The solar cells are connected to a panel, and when the sun shines on the panel, the solar cells generate an electric current. The electricity generated can be used to power lights, appliances, and even electric cars. Solar panels are a clean, renewable source of energy, and they are becoming increasingly popular as people look for ways to reduce their carbon footprints.
Current Cost and Installation Process
The cost of solar panels has come down significantly in recent years, making them a more viable option for homeowners and businesses alike. The installation process has also become much simpler, with many companies now offering ‘plug and play’ systems that can be easily installed by those with no prior experience.
Despite these advances, the upfront cost of solar panels remains a barrier for many people. However, there are several financial incentives available that can make going solar more affordable. These include the government’s Feed-in Tariff (FiT) scheme, which provides payments for electricity generated by renewable sources such as solar panels. There are also several green mortgage products available that offer lower interest rates for those who install solar panels on their property.

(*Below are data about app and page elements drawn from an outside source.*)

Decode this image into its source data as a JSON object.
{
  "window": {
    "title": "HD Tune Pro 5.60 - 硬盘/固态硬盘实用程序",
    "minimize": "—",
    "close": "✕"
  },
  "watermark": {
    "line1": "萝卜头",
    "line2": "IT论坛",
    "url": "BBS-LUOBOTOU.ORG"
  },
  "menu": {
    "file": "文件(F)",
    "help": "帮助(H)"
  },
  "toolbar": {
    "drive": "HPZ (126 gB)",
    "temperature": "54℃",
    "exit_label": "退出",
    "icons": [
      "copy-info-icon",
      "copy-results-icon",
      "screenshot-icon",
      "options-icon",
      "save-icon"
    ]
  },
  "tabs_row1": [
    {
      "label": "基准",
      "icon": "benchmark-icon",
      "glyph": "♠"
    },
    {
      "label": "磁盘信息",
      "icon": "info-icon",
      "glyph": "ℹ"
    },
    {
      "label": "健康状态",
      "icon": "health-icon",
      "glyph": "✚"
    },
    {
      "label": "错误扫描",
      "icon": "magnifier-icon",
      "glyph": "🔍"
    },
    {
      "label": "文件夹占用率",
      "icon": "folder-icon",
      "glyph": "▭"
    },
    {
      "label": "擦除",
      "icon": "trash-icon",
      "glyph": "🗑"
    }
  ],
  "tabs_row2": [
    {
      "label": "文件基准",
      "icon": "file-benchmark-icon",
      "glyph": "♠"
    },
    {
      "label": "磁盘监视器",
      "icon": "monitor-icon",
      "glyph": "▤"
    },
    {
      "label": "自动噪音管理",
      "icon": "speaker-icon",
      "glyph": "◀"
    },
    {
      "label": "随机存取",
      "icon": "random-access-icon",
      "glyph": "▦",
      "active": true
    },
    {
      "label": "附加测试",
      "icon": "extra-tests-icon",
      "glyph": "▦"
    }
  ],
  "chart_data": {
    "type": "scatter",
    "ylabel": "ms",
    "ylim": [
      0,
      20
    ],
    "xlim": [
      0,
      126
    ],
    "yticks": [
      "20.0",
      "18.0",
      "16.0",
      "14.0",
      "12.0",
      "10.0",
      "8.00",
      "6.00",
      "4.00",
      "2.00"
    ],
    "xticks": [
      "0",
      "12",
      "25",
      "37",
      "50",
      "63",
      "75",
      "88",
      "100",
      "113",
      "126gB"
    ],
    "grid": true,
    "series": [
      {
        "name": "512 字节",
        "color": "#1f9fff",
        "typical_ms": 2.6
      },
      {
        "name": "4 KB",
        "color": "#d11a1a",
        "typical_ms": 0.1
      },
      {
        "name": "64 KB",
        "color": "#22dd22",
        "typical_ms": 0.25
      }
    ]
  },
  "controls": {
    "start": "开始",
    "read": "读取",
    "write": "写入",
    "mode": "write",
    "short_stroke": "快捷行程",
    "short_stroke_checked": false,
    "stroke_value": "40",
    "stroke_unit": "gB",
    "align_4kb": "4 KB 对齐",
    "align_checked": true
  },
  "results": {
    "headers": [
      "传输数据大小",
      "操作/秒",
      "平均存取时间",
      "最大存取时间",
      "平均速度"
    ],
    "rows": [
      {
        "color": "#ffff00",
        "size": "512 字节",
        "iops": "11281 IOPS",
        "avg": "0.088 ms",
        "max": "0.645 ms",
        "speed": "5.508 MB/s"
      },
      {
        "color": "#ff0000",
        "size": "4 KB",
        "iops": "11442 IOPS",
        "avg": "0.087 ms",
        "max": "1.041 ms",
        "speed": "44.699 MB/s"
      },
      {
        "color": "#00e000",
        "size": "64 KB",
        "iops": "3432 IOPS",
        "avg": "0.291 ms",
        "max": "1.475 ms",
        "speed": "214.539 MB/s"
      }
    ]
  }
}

While the cost of solar panels has come down in recent years, the payback period – the time it takes to recoup the initial investment through savings on energy bills – is still relatively long. However, with the price of fossil fuels expected to rise in the future, investing in solar now could save you money in the long run.
Future Potential of Solar Panels in the UK
In the UK, solar panels are becoming increasingly popular as a source of renewable energy. With the cost of installation and maintenance falling and the efficiency of solar panels improving, it is estimated that by 2050 solar panels could provide up to 30% of the UK’s electricity needs.
The government has set ambitious targets for the growth of renewable energy, and solar panels will play a key role in meeting these targets. Solar panels are already being used extensively in other countries, such as Germany and China, and the UK is expected to follow suit.
There are many reasons for the growing popularity of solar panels. Solar energy is free once the initial investment has been made, and it produces no carbon emissions. Solar panels also have a very long lifespan, with some estimates suggesting they could last for over 50 years.
The future potential of solar panels in the UK is extremely positive. With continued improvements in technology and falling costs, solar panels are expected to play an increasingly important role in meeting the UK’s renewable energy needs.
Solar panels have come a long way in the UK since their introduction and are now an integral part of our energy production. From government initiatives to consumer-friendly pricing, solar power has become increasingly accessible as it continues to evolve. With more investment into research and development and continued public awareness campaigns, we can expect even greater potential from this renewable energy source in the coming years. Unlocking its true potential will be key to transitioning away from non-renewable sources of energy, towards a cleaner future for us all.